● **Items from an interface collection**

════════════════

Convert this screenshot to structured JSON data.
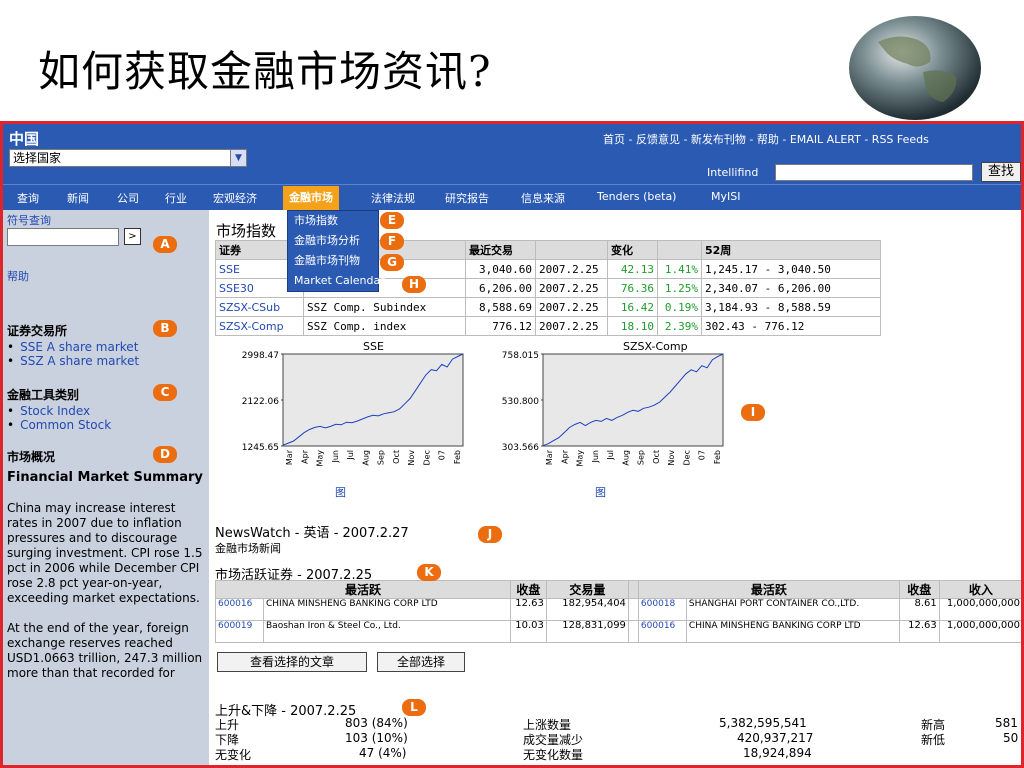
{
  "slide": {
    "title": "如何获取金融市场资讯?"
  },
  "header": {
    "site_name": "中国",
    "country_select": "选择国家",
    "top_links": "首页 - 反馈意见 - 新发布刊物 - 帮助 - EMAIL ALERT - RSS Feeds",
    "intellifind_label": "Intellifind",
    "search_button": "查找"
  },
  "nav": [
    "查询",
    "新闻",
    "公司",
    "行业",
    "宏观经济",
    "金融市场",
    "法律法规",
    "研究报告",
    "信息来源",
    "Tenders (beta)",
    "MyISI"
  ],
  "submenu": [
    "市场指数",
    "金融市场分析",
    "金融市场刊物",
    "Market Calendar"
  ],
  "markers": [
    "A",
    "B",
    "C",
    "D",
    "E",
    "F",
    "G",
    "H",
    "I",
    "J",
    "K",
    "L"
  ],
  "sidebar": {
    "symbol_lookup": "符号查询",
    "go": ">",
    "help": "帮助",
    "exchanges_head": "证券交易所",
    "exchanges": [
      "SSE A share market",
      "SSZ A share market"
    ],
    "instruments_head": "金融工具类别",
    "instruments": [
      "Stock Index",
      "Common Stock"
    ],
    "overview_head": "市场概况",
    "summary_title": "Financial Market Summary",
    "summary_p1": "China may increase interest rates in 2007 due to inflation pressures and to discourage surging investment. CPI rose 1.5 pct in 2006 while December CPI rose 2.8 pct year-on-year, exceeding market expectations.",
    "summary_p2": "At the end of the year, foreign exchange reserves reached USD1.0663 trillion, 247.3 million more than that recorded for"
  },
  "main": {
    "title": "市场指数",
    "index_headers": [
      "证券",
      "",
      "最近交易",
      "",
      "变化",
      "",
      "52周"
    ],
    "index_rows": [
      [
        "SSE",
        "",
        "3,040.60",
        "2007.2.25",
        "42.13",
        "1.41%",
        "1,245.17 - 3,040.50"
      ],
      [
        "SSE30",
        "",
        "6,206.00",
        "2007.2.25",
        "76.36",
        "1.25%",
        "2,340.07 - 6,206.00"
      ],
      [
        "SZSX-CSub",
        "SSZ Comp. Subindex",
        "8,588.69",
        "2007.2.25",
        "16.42",
        "0.19%",
        "3,184.93 - 8,588.59"
      ],
      [
        "SZSX-Comp",
        "SSZ Comp. index",
        "776.12",
        "2007.2.25",
        "18.10",
        "2.39%",
        "302.43 - 776.12"
      ]
    ],
    "chart_link": "图",
    "newswatch": "NewsWatch - 英语 - 2007.2.27",
    "newswatch_sub": "金融市场新闻",
    "active_head": "市场活跃证券 - 2007.2.25",
    "active_headers": [
      "最活跃",
      "收盘",
      "交易量",
      "",
      "最活跃",
      "收盘",
      "收入"
    ],
    "active_rows": [
      [
        "600016",
        "CHINA MINSHENG BANKING CORP LTD",
        "12.63",
        "182,954,404",
        "600018",
        "SHANGHAI PORT CONTAINER CO.,LTD.",
        "8.61",
        "1,000,000,000"
      ],
      [
        "600019",
        "Baoshan Iron & Steel Co., Ltd.",
        "10.03",
        "128,831,099",
        "600016",
        "CHINA MINSHENG BANKING CORP LTD",
        "12.63",
        "1,000,000,000"
      ]
    ],
    "btn_view": "查看选择的文章",
    "btn_all": "全部选择",
    "updown_head": "上升&下降 - 2007.2.25",
    "updown_rows": [
      [
        "上升",
        "803 (84%)",
        "上涨数量",
        "5,382,595,541",
        "新高",
        "581"
      ],
      [
        "下降",
        "103 (10%)",
        "成交量减少",
        "420,937,217",
        "新低",
        "50"
      ],
      [
        "无变化",
        "47 (4%)",
        "无变化数量",
        "18,924,894",
        "",
        ""
      ]
    ]
  },
  "chart_data": [
    {
      "type": "line",
      "title": "SSE",
      "x": [
        "Mar",
        "Apr",
        "May",
        "Jun",
        "Jul",
        "Aug",
        "Sep",
        "Oct",
        "Nov",
        "Dec",
        "07",
        "Feb"
      ],
      "yticks": [
        "2998.47",
        "2122.06",
        "1245.65"
      ],
      "ylim": [
        1245.65,
        2998.47
      ],
      "series": [
        {
          "values": [
            1260,
            1300,
            1340,
            1420,
            1500,
            1560,
            1600,
            1620,
            1590,
            1620,
            1660,
            1650,
            1700,
            1690,
            1720,
            1760,
            1800,
            1830,
            1820,
            1860,
            1880,
            1900,
            1950,
            2050,
            2150,
            2300,
            2450,
            2600,
            2700,
            2680,
            2800,
            2750,
            2900,
            2950,
            2998
          ]
        }
      ]
    },
    {
      "type": "line",
      "title": "SZSX-Comp",
      "x": [
        "Mar",
        "Apr",
        "May",
        "Jun",
        "Jul",
        "Aug",
        "Sep",
        "Oct",
        "Nov",
        "Dec",
        "07",
        "Feb"
      ],
      "yticks": [
        "758.015",
        "530.800",
        "303.566"
      ],
      "ylim": [
        303.566,
        758.015
      ],
      "series": [
        {
          "values": [
            305,
            315,
            330,
            345,
            370,
            395,
            410,
            420,
            405,
            420,
            430,
            425,
            440,
            430,
            445,
            455,
            470,
            480,
            475,
            490,
            495,
            505,
            520,
            545,
            570,
            600,
            630,
            660,
            680,
            670,
            700,
            690,
            730,
            745,
            758
          ]
        }
      ]
    }
  ]
}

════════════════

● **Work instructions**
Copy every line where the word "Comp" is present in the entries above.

● **Expected answer**
        "SSZ Comp. Subindex",
        "SZSX-Comp",
        "SSZ Comp. index",
      "title": "SZSX-Comp",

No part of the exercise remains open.